Biomes and environments have changed greatly, as well as the ways you may decorate your ships and homes. Some environments were removed entirely, or their blocks repurposed to serve in other content in the game, and some blocks behave with different physics now. Every day special themed furniture is now available, NPC buildings are stocked with items that are usually able to be crafted after finding them in the world, and environments now have themed furniture and decorations based off their aesthetic. There were also alterations to spaceship designs, some changing slightly, others being radically redesigned, and of course an entirely new one was added. On top of this, environments even have damage associated with certain aspects, initially just lava in the beta but now there’s acid rain, poison, fire rain, and even meteor storms. Traversing the world, building your structures, and even how the blocks act have all been altered at this point.
The way you play through the world has changed greatly as well. Initially, NPCs were only found scattered through the stars, tucked away on planets with no way of knowing who is hostile or not until you find them. Then the Void Station was created: a hub of sorts accessible from every system, which would serve as a gathering point for NPCs and eventually quests. Quests were implemented, and while at first of limited scope they later expanded. First, simple fetch quests and ship upgrading quests, a main story was created with new boss fight content, and unique levels themed around each of the game’s races. Extra unplayable races were added, each with their own unique aesthetic, and the tenancy system was adjusted to allow for these races to join your settlements as well. A crew system was added, allowing you to recruit NPCs from various settlements if you do enough quests for them, each providing unique benefits to your ship’s operations, and your crew size expanding as you upgrade your ship. Starbound went from being an improvement upon Terraria and Minecraft‘s model to its own emergent entity.
Quests, dungeons, ships! Even a new place to interact with NPCs!

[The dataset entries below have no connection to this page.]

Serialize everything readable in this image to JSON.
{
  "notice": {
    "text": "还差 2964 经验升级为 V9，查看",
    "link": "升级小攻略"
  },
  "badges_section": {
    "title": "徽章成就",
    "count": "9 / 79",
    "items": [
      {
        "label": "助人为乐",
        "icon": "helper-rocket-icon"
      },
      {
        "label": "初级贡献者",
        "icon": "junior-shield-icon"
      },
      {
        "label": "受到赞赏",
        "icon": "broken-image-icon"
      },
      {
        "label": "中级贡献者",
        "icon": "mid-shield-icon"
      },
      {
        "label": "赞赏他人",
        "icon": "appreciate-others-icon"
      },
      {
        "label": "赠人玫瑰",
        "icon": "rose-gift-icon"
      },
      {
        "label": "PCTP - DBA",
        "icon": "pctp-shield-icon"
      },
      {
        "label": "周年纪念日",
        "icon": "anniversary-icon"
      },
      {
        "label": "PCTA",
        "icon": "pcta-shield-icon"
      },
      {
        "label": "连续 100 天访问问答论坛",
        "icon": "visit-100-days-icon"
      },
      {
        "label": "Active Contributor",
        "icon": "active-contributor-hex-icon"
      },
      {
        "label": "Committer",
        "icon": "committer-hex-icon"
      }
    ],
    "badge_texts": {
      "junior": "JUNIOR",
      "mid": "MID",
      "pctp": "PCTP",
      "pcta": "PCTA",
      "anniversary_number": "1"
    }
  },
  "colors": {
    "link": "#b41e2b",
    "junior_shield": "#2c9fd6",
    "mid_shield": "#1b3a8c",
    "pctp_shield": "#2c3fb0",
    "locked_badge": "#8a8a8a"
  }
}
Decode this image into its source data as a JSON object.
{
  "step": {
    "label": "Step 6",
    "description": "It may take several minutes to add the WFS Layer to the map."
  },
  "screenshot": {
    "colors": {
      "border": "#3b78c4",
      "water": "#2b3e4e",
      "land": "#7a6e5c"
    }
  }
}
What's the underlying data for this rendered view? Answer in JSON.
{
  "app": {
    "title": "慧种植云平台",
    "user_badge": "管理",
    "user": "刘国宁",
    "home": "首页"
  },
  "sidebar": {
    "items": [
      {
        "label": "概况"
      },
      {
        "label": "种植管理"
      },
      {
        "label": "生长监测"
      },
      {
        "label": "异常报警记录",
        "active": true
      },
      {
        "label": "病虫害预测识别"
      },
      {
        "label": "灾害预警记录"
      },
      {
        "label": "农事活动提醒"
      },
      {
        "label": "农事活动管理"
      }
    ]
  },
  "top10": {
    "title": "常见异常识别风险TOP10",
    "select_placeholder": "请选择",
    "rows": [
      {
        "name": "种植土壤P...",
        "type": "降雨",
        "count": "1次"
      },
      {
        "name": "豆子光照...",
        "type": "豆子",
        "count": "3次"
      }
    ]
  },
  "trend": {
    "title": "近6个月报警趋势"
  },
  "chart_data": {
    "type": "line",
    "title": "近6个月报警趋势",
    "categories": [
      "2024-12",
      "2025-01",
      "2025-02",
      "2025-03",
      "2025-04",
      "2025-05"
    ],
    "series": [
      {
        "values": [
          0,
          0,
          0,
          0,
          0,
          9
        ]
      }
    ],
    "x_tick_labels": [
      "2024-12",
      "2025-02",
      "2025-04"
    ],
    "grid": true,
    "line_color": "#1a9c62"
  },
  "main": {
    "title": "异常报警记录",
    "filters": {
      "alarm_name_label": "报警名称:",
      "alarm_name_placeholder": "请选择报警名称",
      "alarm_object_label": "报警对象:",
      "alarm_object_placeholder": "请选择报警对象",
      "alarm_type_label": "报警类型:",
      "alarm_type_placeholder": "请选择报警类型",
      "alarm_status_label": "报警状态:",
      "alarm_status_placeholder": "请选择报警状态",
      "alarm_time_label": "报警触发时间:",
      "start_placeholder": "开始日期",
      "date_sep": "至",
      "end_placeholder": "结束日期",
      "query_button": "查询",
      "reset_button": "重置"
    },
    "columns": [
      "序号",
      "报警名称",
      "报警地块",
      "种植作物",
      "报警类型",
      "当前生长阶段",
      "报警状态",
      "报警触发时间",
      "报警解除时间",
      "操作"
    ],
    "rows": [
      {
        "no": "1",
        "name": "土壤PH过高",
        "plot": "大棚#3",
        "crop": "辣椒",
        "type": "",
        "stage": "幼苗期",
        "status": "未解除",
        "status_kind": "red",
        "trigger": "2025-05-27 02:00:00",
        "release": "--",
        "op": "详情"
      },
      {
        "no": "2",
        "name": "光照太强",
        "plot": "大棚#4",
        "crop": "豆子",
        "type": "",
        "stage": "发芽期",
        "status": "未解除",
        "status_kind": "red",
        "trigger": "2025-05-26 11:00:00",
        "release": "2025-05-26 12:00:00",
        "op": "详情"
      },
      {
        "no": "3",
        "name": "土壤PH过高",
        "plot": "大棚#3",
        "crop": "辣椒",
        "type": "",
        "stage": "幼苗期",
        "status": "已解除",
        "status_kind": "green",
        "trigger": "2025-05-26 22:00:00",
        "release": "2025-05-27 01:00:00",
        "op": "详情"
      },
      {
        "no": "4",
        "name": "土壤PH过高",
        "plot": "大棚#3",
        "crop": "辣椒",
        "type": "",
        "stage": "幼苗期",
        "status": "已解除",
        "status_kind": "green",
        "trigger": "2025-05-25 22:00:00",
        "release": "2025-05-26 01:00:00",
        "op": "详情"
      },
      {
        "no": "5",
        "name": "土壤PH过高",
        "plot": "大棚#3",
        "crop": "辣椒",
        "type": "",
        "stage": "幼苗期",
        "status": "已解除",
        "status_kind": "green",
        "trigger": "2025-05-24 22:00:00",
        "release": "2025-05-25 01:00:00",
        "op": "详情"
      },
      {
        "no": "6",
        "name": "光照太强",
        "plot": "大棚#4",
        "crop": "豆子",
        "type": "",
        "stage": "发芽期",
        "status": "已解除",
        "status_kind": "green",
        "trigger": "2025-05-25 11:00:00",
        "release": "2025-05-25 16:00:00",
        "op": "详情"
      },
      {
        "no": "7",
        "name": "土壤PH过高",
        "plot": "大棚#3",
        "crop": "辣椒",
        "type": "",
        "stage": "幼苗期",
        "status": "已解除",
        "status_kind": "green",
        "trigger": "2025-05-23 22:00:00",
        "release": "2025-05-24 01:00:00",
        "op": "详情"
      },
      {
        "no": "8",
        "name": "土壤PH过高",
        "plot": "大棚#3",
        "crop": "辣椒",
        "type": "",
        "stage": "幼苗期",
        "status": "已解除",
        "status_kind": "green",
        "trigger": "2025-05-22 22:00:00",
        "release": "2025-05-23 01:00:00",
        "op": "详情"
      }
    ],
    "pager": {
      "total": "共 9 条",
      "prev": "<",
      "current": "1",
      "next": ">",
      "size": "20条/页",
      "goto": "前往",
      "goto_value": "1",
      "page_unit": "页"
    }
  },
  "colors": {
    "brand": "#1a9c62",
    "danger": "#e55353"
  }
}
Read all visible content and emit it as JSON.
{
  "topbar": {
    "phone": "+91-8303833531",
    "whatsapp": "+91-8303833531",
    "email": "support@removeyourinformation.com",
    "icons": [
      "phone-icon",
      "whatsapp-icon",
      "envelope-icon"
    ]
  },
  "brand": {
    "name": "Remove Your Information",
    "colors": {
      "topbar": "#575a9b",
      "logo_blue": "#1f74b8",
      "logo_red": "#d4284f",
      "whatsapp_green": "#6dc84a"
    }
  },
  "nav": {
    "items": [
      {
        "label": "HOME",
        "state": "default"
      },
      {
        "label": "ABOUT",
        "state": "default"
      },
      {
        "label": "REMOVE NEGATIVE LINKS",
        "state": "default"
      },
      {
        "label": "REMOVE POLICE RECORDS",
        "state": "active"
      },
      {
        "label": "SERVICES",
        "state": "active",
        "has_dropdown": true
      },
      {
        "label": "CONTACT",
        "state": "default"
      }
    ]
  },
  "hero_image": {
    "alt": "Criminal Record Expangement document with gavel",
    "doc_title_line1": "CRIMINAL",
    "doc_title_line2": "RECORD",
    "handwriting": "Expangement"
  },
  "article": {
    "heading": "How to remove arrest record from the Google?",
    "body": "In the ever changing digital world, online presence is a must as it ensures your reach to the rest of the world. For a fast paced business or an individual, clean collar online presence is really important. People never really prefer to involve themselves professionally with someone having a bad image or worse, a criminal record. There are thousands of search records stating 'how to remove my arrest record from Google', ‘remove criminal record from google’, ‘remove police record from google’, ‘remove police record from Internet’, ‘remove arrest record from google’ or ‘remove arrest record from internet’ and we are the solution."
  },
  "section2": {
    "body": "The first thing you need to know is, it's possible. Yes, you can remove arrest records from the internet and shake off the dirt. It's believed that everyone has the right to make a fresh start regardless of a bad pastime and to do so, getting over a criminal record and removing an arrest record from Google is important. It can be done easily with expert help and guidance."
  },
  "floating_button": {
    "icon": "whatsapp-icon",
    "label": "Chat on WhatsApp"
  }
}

Some of these aren’t all that great, to be honest. Some quests require you to find really difficult things in a short period of time. The main quest is rather silly, a cliche of Space Ancients and about how Unity of the Races put them to sleep. Invulnerable Space Ghosts now attack you when you try to harvest fuel on moons. There’s a mecha system that’s lacking in content. Losing racial weapons in exchange for a flat system is unfortunate and takes away a layer of customization that randomly generated weapons just don’t give. There’s a clunky Creature Capturing system implemented that doesn’t do much more than create a fool-hardy ally that runs off to die at the sight of any enemies. It’s a mixed bag, but there is hope!
Capture Creatures, Mechs, and a tired narrative about Space Ancients are kinda mixed bags.
Maybe it was a mistake to review Starbound in its beta, but I stand by my decision. As a game, it has changed drastically over its development and I think it’s better to change later than sooner. I write this four years after the game’s initial review and they’re still issuing new content. A faction system and bounty hunting are both on the way, as an example! Improvements upon other features are probably also in order! It’s amazing that Starbound has been constantly developing for so long, especially since they could’ve called it a day four years ago, at which point who would’ve noticed the game was unfinished?
Much that things change, they also do remain the same.